- [Description of the task]
Without skipping a line, reproduce the entries exactly.
--- START ---
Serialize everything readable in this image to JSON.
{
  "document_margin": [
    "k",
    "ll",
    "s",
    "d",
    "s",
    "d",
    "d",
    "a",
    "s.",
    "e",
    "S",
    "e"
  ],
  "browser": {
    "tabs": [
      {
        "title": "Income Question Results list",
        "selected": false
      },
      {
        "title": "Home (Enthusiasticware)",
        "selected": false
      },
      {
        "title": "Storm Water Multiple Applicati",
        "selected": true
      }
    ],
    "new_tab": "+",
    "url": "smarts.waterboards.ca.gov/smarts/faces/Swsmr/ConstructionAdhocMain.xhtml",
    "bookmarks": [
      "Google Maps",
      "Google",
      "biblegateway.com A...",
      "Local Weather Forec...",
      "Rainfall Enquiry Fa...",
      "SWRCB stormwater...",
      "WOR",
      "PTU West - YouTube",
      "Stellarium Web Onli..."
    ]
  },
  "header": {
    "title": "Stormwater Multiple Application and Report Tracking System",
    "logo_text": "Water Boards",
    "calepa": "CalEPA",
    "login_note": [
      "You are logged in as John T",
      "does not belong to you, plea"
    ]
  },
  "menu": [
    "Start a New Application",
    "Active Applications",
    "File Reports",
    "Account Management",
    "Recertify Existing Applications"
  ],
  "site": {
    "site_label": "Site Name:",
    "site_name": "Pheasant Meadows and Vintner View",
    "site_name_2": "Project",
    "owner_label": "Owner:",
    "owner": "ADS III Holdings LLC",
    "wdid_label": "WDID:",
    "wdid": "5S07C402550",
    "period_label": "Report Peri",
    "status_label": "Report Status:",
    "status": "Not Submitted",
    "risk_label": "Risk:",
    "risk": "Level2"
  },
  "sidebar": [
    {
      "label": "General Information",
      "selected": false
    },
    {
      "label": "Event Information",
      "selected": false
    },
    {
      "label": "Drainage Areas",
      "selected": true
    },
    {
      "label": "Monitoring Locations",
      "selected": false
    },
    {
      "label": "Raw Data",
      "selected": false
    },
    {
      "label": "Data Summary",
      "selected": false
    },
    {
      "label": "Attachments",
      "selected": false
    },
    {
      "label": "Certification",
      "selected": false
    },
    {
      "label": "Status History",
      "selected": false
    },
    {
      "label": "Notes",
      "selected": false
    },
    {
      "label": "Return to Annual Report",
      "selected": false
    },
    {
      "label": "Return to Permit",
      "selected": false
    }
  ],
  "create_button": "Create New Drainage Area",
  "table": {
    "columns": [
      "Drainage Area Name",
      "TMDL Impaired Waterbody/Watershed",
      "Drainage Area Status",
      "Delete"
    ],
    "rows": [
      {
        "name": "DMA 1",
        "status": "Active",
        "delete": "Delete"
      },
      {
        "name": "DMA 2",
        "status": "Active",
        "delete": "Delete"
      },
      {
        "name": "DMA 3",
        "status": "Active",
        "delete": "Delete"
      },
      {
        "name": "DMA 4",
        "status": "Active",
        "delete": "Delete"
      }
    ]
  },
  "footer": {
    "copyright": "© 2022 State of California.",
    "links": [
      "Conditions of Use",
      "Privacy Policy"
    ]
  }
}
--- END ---
- [Solution to this task]
Serialize everything readable in this image to JSON.
{
  "document_margin": [
    "k",
    "ll",
    "s",
    "d",
    "s",
    "d",
    "d",
    "a",
    "s.",
    "e",
    "S",
    "e"
  ],
  "browser": {
    "tabs": [
      {
        "title": "Income Question Results list",
        "selected": false
      },
      {
        "title": "Home (Enthusiasticware)",
        "selected": false
      },
      {
        "title": "Storm Water Multiple Applicati",
        "selected": true
      }
    ],
    "new_tab": "+",
    "url": "smarts.waterboards.ca.gov/smarts/faces/Swsmr/ConstructionAdhocMain.xhtml",
    "bookmarks": [
      "Google Maps",
      "Google",
      "biblegateway.com A...",
      "Local Weather Forec...",
      "Rainfall Enquiry Fa...",
      "SWRCB stormwater...",
      "WOR",
      "PTU West - YouTube",
      "Stellarium Web Onli..."
    ]
  },
  "header": {
    "title": "Stormwater Multiple Application and Report Tracking System",
    "logo_text": "Water Boards",
    "calepa": "CalEPA",
    "login_note": [
      "You are logged in as John T",
      "does not belong to you, plea"
    ]
  },
  "menu": [
    "Start a New Application",
    "Active Applications",
    "File Reports",
    "Account Management",
    "Recertify Existing Applications"
  ],
  "site": {
    "site_label": "Site Name:",
    "site_name": "Pheasant Meadows and Vintner View",
    "site_name_2": "Project",
    "owner_label": "Owner:",
    "owner": "ADS III Holdings LLC",
    "wdid_label": "WDID:",
    "wdid": "5S07C402550",
    "period_label": "Report Peri",
    "status_label": "Report Status:",
    "status": "Not Submitted",
    "risk_label": "Risk:",
    "risk": "Level2"
  },
  "sidebar": [
    {
      "label": "General Information",
      "selected": false
    },
    {
      "label": "Event Information",
      "selected": false
    },
    {
      "label": "Drainage Areas",
      "selected": true
    },
    {
      "label": "Monitoring Locations",
      "selected": false
    },
    {
      "label": "Raw Data",
      "selected": false
    },
    {
      "label": "Data Summary",
      "selected": false
    },
    {
      "label": "Attachments",
      "selected": false
    },
    {
      "label": "Certification",
      "selected": false
    },
    {
      "label": "Status History",
      "selected": false
    },
    {
      "label": "Notes",
      "selected": false
    },
    {
      "label": "Return to Annual Report",
      "selected": false
    },
    {
      "label": "Return to Permit",
      "selected": false
    }
  ],
  "create_button": "Create New Drainage Area",
  "table": {
    "columns": [
      "Drainage Area Name",
      "TMDL Impaired Waterbody/Watershed",
      "Drainage Area Status",
      "Delete"
    ],
    "rows": [
      {
        "name": "DMA 1",
        "status": "Active",
        "delete": "Delete"
      },
      {
        "name": "DMA 2",
        "status": "Active",
        "delete": "Delete"
      },
      {
        "name": "DMA 3",
        "status": "Active",
        "delete": "Delete"
      },
      {
        "name": "DMA 4",
        "status": "Active",
        "delete": "Delete"
      }
    ]
  },
  "footer": {
    "copyright": "© 2022 State of California.",
    "links": [
      "Conditions of Use",
      "Privacy Policy"
    ]
  }
}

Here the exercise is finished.